He soon realized that he had stumbled upon the original score of the piano sonata in A, K.331—one of Mozart’s most beloved sonatas, with the famous “alla turca” finale! The finding has additional significance because the score clears up long-standing questions regarding certain passages.
Congratulations to RILM’s own Balázs Mikusi! Below, Olga Jegunova performs the work in 2012.
A collection of music manuscripts compiled around the middle of the 15th century and currently kept in the northern Italian city of Trento, the Trent codices preserve over 1500 compositions, mostly sacred vocal music. Taken together, these codices comprise the largest and most significant single manuscript source from the entire century from anywhere in Europe.

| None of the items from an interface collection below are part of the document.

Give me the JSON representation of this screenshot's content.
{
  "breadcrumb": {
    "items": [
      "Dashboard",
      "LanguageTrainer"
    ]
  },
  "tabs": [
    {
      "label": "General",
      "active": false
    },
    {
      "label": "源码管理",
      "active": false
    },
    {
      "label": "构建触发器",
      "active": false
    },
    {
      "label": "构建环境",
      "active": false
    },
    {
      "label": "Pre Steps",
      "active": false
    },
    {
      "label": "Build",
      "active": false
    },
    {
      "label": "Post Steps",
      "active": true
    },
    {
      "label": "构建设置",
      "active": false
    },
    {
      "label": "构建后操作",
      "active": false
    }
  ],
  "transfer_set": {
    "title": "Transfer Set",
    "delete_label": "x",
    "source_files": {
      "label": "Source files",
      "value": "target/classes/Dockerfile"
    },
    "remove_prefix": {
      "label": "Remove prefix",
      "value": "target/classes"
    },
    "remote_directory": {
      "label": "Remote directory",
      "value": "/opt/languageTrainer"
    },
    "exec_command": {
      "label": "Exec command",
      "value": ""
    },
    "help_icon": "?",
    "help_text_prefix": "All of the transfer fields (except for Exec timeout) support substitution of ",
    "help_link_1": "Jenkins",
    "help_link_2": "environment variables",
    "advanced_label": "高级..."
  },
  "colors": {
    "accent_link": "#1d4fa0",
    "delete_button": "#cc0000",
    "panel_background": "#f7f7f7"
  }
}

Codici online allows scholars to see over 1800 cataloged records and over 6000 digital images of the Trent codices, along with their melodies and lyrics, and essays and contextual materials. This free online resource was established by the Soprintendenza per i Beni librari e archivistici of the autonomous province of Trento, the Direzione Generale per i Beni Librari e gli Istituti Culturali, and the Società Filarmonica di Trento.
Above, the Gloria from a mass by Dufay (the composer’s name is at the top). Below, a Kyrie from the Trent codices.
Related article: Tablature in PDF and PostScript
CANTUS: A database for Latin ecclesiastical chant is a free online resource that assembles and publishes indices of over 380,000 chants found in manuscript and early printed sources for the liturgical Office. The database is searchable by text incipit, keyword, Corpus Antiphonalium Officii identification number, or Liturgical occasion.
CANTUS is supported by the University of Waterloo and The Andrew W. Mellon Foundation. Terence Bailey serves as the project’s director.